Furthermore, recovered material can be used in cellular glass, a pumice-like product obtained by adding a blowing agent to glass powder and heating it to high temperatures. Because cellular glass is very resistant to the compression caused by passing vehicles, it is common in the road sector.
Finally, the moisture and fire resistance of glass allows the material to be used as insulation in the building and road sectors. Indeed, mineral wool from recovered glass has been available for several years. It is also possible to recycle glass to insulate conduits (used in infrastructures for water, electricity and gas) instead of relying on standard gravel.
Building an example of green economy
Though recovered glass is being looked at in more markets due to its technical and economic attributes, the environmental component remains crucial. With many public and private contracting authorities seeking to move forward on climate change plans and promote sustainability in general, glass diversion can play a quantifiable role.
For example, the use of glass as a substitute in the creation of some products leads to major gains in terms of greenhouse gas emissions. According to glass bottle manufacturer Owens-Illinois, a 10 percent increase in recycled glass input translates to a 5 percent reduction in overall carbon emissions generated during manufacturing. The use of glass powder as a cement additive yields similar results.

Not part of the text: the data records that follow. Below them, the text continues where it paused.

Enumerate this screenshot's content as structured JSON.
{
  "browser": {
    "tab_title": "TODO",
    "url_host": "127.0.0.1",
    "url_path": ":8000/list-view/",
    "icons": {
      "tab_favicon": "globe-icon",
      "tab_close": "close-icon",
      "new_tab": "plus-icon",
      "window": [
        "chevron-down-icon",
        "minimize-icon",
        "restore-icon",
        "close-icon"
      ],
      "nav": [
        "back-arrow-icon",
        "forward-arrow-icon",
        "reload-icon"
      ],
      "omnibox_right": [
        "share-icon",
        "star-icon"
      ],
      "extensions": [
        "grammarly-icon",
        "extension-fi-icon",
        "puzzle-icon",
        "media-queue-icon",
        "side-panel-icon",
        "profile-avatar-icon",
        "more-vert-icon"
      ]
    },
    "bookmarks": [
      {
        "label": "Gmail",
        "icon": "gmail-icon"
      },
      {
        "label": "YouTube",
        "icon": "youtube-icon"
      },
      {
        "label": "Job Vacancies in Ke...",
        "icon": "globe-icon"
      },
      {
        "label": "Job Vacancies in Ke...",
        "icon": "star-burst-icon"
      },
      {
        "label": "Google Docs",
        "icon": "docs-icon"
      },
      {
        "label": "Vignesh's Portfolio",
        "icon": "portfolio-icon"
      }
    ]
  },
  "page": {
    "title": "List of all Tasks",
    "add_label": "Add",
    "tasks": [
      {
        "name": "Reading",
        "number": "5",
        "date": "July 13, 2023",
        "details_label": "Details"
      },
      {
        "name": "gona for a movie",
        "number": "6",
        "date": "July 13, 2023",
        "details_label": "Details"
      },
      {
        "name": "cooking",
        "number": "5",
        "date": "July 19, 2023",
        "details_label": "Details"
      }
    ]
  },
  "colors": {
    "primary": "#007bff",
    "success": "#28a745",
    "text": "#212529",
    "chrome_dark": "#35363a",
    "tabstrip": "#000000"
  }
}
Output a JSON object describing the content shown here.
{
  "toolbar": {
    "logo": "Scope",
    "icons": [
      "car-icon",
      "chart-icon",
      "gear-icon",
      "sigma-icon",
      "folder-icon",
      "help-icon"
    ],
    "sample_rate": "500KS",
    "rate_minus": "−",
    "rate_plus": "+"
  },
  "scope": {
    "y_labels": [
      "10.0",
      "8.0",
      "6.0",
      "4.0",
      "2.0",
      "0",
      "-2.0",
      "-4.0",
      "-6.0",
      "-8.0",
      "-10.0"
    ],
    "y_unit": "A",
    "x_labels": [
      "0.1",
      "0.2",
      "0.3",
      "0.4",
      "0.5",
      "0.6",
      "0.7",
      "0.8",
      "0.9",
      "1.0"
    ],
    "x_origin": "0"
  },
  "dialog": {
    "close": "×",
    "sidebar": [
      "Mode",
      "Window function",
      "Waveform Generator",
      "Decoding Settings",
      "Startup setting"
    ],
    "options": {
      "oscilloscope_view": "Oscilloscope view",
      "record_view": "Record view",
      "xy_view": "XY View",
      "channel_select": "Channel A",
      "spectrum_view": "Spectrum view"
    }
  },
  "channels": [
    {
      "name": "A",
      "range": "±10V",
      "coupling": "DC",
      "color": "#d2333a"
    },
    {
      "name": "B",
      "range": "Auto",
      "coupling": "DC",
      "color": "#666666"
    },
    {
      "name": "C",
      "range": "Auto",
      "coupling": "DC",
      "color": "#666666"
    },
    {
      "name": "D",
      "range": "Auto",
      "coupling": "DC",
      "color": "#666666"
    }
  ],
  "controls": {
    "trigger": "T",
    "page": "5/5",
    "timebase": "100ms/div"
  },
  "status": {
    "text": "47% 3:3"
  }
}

Transport emissions are another factor that must be taken into account. Because the products that compete with glass for bottle production or used as a cement additive may originate from distant areas, the local availability of glass can mean a reduction in emissions generated through transportation.
The economic and environmental upsides of leveraging recycled glass in local economies underline the importance of finding sustainable solutions to cleanly capture glass from the curbside stream. It is now up to us in the industry to step up and build a shining example of how to develop a green economy.
ÉEQ’s Innovative Glass Works plan is the application of a market diversification strategy based on efficient materials processing. The initiative is still in its early stages, but it’s becoming clear the strategy may also be implemented in similar settings across North America.
If you are interested in this innovative approach, be sure to keep up on how the effort unfolds and reach out to ÉEQ for additional information and perspective.
Maryse Vermette has been president and CEO of Éco Entreprises Québec since 2008. She can be contacted at [email protected]. For questions about ÉEQ’s ongoing glass recycling initiative, contact [email protected]. or go to ecoentreprises.qc.ca/glass.